This is an opinion piece written by blog contributor. All opinions are her own and do not necessarily reflect those of Urban Grace Magazine
This is exhausting.
It is no secret that police brutality and excessive force have claimed the lives of black men across the nation and I can wholeheartedly appreciate the conversation and the activism that Mike Brown and Eric Garner’s cases have brought about within our communities. I will never get tired of seeing people come together to fight for the civil and human rights of others.
I do however, get tired of explaining certain things to people. Here’s some back story.
A few nights ago, my fiancée and I were lying around blowing through episodes of A Different World, which we often do when we don’t feel like investing energy into actually watching TV. You know, it’s just on in the background. The show has always been known to touch on topics that were relevant to the Black community, so when we came upon the episode (Great X-Pectations) where Charmaine and Terrell return to campus to tell others that they were chased off the road by a gang, I paid a little more attention.
Terrell gets a gun and vows to protect himself and any woman that he may be with, but it ends up getting him expelled from school. The only way he’s able to continue his education is through the fact that participates in a Malcolm X vs Martin Luther King Jr. debate, which proves that he learned the error of his ways.
Then, the trailer for Selma came on. Watching these people who could have been our grandmothers and grandfathers take all that abuse in the name of freedom made me proud, but it also made me a little nauseous.
Because we are no further removed from the march to Selma Alabama in 2014 than they were in 1965. We are essentially fighting for the same respect nearly 50 years later.
I asked my fiancée how he really felt about the protests going on in Ferguson and New York City and we started having a conversation about our individual experiences and feelings about our blackness in America. We live in the south, and that movie trailer really stirred some things up.
We talked about how unsafe he felt in the past as he walked to and from work in the wee hours of the morning, and how uneasy it always made me feel. Times when he thought police were trying to stop him with a spotlight on his back, how he had to approach the car a certain way to ensure that he wasn’t perceived as a threat. We talked about kids he works with at his current job and watching how wary they are of law enforcement.
Then I made a comment along the lines of “Well, while you’re busy trying to look non-threatning, I get to be afraid of men and being verbally disrespected, having to police my every single action so that no one thinks I’m asking to be touched inappropriately. Women in general are not valued by society and it seems that they especially don’t give a damn about black women.”
I realize that the whole conversation started based off a show that was created by Bill Cosby, but I can tell you without a bit of hesitation that I do not like him as a pillar of Black Hollywood. I do not gaze upon him fondly as representation of black fatherhood or family values. And frankly, I have never respected his opinions on black culture and the education of our youth. With all these allegations against him for sexual assault and the lack of investigation or general outrage of such, I’m realizing that black women’s lives don’t matter. It doesn’t matter, because even though he’s a black man, he’s still got male privilege on his side.
Privilege is the concept that some groups of people have advantages that others groups do not.

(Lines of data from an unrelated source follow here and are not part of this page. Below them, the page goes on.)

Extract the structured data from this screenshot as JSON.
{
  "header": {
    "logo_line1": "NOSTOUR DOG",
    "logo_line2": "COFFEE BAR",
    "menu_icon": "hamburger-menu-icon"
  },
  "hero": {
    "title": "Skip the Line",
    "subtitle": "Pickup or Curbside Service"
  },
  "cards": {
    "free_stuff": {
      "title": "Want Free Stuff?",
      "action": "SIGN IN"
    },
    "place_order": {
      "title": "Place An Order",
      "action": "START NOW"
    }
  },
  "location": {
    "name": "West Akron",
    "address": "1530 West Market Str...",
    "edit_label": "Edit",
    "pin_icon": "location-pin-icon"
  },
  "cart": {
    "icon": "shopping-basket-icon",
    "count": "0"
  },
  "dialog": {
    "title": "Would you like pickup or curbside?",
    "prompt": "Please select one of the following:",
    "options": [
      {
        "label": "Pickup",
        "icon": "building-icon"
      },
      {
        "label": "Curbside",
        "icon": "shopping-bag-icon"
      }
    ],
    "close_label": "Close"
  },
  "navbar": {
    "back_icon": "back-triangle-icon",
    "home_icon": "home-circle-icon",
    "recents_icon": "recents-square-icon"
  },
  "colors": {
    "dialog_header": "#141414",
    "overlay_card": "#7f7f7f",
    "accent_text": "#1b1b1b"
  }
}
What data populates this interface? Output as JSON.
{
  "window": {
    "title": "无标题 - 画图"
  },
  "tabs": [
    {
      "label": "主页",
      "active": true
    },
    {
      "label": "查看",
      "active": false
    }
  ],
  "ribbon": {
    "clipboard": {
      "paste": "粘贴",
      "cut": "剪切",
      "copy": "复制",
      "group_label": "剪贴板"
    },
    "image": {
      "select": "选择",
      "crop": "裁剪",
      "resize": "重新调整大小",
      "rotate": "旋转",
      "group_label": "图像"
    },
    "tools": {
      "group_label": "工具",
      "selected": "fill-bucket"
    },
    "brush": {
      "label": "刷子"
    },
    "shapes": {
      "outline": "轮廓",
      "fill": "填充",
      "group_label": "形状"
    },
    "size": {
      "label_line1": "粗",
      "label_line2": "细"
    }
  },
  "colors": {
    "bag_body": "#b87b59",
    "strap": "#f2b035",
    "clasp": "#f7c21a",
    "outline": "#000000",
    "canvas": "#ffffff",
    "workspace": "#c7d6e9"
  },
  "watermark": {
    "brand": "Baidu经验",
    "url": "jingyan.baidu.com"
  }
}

This is commonly used in the context of social inequality and this case is no different. Sexual assaults go unreported due to male privilege and the idea that you or I as a woman must have done something to provoke the attack, rather than asking why we haven’t punished men and taught our boys that a woman’s body belongs to her. They have no right to demand something from her. As black women, we have been seen as not much more than bodies for centuries.
In the cases of police brutality, this privilege is because they are law enforcement. You can assume that he is legally innocent and he did the right thing because they are upholders of the law.
In the case of Myekko Durden-Bosely, while she has plenty of room for a civil suit against the officer that fractured bones in her eye, the law says that’s okay, even if there were other measures that the officer could have taken. What about the deaths of Reika Boyd and Aiyana Stanley-Jones, or the humiliating way that Denise Stewart was dragged by police from her apartment wearing nothing but underwear. Tanisha Anderson, there are countless examples of excessive force against women, but there’s less to be said about it. We support this movement, yet we are not actually included in it.
Yes, we hope that shouting from the streets and withholding our economic power will get us justice for all, but are we really concerned about all of our people? Where do we go from here? Along with the stereotypes of sexually aggressive and promiscuous, black women are also praised for being strong and a fighter for others. Well, I ask you this:
While you fight the noble cause for the loss of black men’s lives and dignity, are you satisfied that your own struggle goes unnoticed or at the very least, unacknowledged?
We’ve got to do better.